A millionaire banker, a film producer with a mysterious past, a gun-loving wife, a PA with her eyes on Hollywood, a handsome and charming estate manager—each has a secret to share and a request for Madam Tulip.
As Derry and her friend Bruce race to prevent a murder, she learns to her dismay that the one future Tulip can’t predict is her own.
Madame Tulip is the third in a series of thrilling and hilarious Tulip adventures in which Derry O’Donnell, celebrity fortune-teller and reluctant amateur detective, plays the most exciting and perilous roles of her acting life, drinks borage tea, and fails to understand her parents.

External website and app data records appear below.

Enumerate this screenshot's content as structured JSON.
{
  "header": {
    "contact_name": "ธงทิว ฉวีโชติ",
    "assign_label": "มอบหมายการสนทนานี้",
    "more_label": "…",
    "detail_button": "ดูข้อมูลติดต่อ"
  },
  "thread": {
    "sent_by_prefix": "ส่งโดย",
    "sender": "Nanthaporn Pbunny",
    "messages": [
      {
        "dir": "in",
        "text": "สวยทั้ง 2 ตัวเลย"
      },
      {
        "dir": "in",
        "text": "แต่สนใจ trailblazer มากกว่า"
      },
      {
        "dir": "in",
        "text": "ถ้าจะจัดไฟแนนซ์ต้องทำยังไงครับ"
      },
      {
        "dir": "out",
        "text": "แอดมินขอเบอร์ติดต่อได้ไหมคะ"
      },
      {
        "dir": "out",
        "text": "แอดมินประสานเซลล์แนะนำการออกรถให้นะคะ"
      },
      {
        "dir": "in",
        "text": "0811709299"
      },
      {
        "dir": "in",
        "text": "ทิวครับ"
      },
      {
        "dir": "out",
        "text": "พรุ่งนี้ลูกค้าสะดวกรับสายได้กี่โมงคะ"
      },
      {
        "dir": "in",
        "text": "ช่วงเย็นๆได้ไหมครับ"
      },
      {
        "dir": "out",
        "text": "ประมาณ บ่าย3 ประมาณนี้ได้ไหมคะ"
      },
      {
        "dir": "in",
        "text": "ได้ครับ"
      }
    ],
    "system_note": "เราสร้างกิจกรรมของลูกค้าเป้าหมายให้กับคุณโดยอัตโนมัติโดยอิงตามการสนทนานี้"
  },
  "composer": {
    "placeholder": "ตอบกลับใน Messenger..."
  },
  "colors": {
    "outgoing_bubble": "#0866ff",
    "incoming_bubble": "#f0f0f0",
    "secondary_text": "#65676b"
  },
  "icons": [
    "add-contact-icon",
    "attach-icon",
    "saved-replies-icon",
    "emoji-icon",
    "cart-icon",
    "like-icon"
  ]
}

Derry and Bruce are enjoying themselves as gloriously unemployed actors who can sip coffee and complain all day long when suddenly they get engaged in a movie. Or rather Derry is offered a gig and then the offer is extended to Bruce – all because of the fame Madam Tulip has earned. Off they go to Scotland, the land of kilts, whiskey and deer stalking – ah, the romance of the Scottish glen! ;p Jacko and Vanessa, Derry’s parents, appear in the background too, being invariably funny and providing much-needed comic relief because soon Derry’s gig turns dangerous, even deadly. Despite their best efforts, Derry and Bruce get involved in a shady dealings of high-profile money launderers.

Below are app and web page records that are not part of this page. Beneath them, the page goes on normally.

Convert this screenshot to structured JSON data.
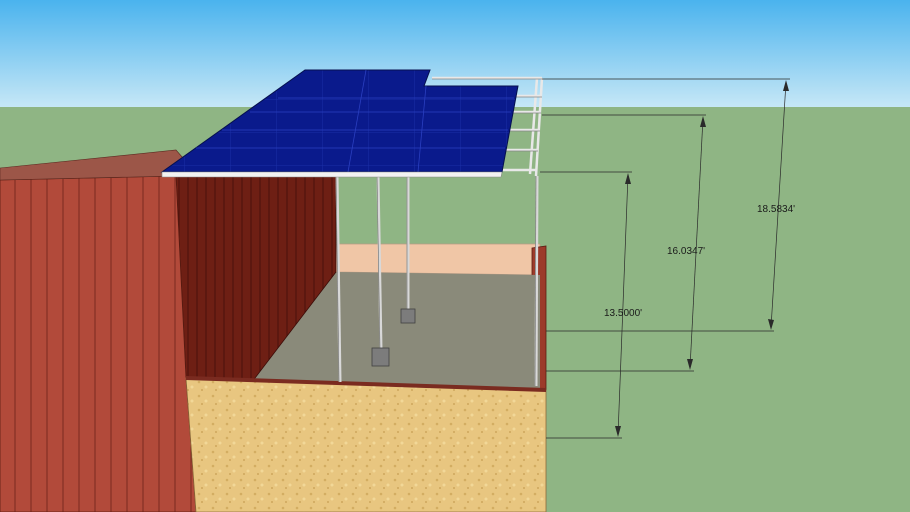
{
  "scene": {
    "sky_color": "#8fd0f2",
    "ground_color": "#8fb584",
    "solar_panel_color": "#0a1a8c",
    "roof_frame_color": "#f2f2f2",
    "building_siding_color": "#b24a3a",
    "interior_wall_color": "#6e1f14",
    "back_wall_color": "#f0c6a6",
    "floor_color": "#8a8a7a",
    "foundation_color": "#e8c680",
    "post_color": "#e6e6e6",
    "footing_color": "#7c7c7c"
  },
  "dimensions": {
    "height_1": "18.5834'",
    "height_2": "16.0347'",
    "height_3": "13.5000'"
  }
}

I have to admit once again I enjoyed the lecture a lot. The plot was good, properly paced and easy to follow. Of course Madam Tulip, my favourite psychic so far, had to emerge as well – she was asked to tell fortune several times, using a set of dice made of sheep bones (thus the title) – after all there’s nothing better than a bit of fortune-telling on a movie set or during a posh Halloween party. Still the movie was never finished and the party itself ended badly; for Derry and other women it turned into a real horror. Overall I felt it was a darker tale, more serious than the previous parts, or, at least, it was darker when it comes to the last chapters. Witchcraft. Weirdness. Drugs and drink. Misbehaving women. Men’s preconceptions about them. Greed. Mercenaries. I admit the ending read not like cozy mystery at all. Still I enjoyed it – you know me, the dark, dark crow enjoying dark things. And there was a tiny little whiff of romance which, I suppose, Derry deserved after so many unpleasant experiences.
A cosy mystery which turns into something more sinister near the very end; still as nobody suffered any permanent damage and the book was a joy to read, I recommend it as a funny, recreational reading.
Other Madam Tulip books, reviewed on this blog:
- Publisher: Malin Press
- Release Date: Paperback and eBook April 12, 2018
- Genre: Mystery/Thriller/Cozy/Humour
- Length: 368 pp
- Formats Available: Paperback, ebook
- Amazon link: http://www.amazon.com/dp/B07BBTSGKB
- Amazon booklinker: myBook.to/BonesOfChance
- Goodreads book link: http://www.goodreads.com/book/show/39109077-madam-tulip-and-the-bones-of-chance
- ISBN: (paperback) 978-0-9935448-5-9
- ISBN (ePub): 978-0-9935448-4-2
- ASIN: B07BBTSGKB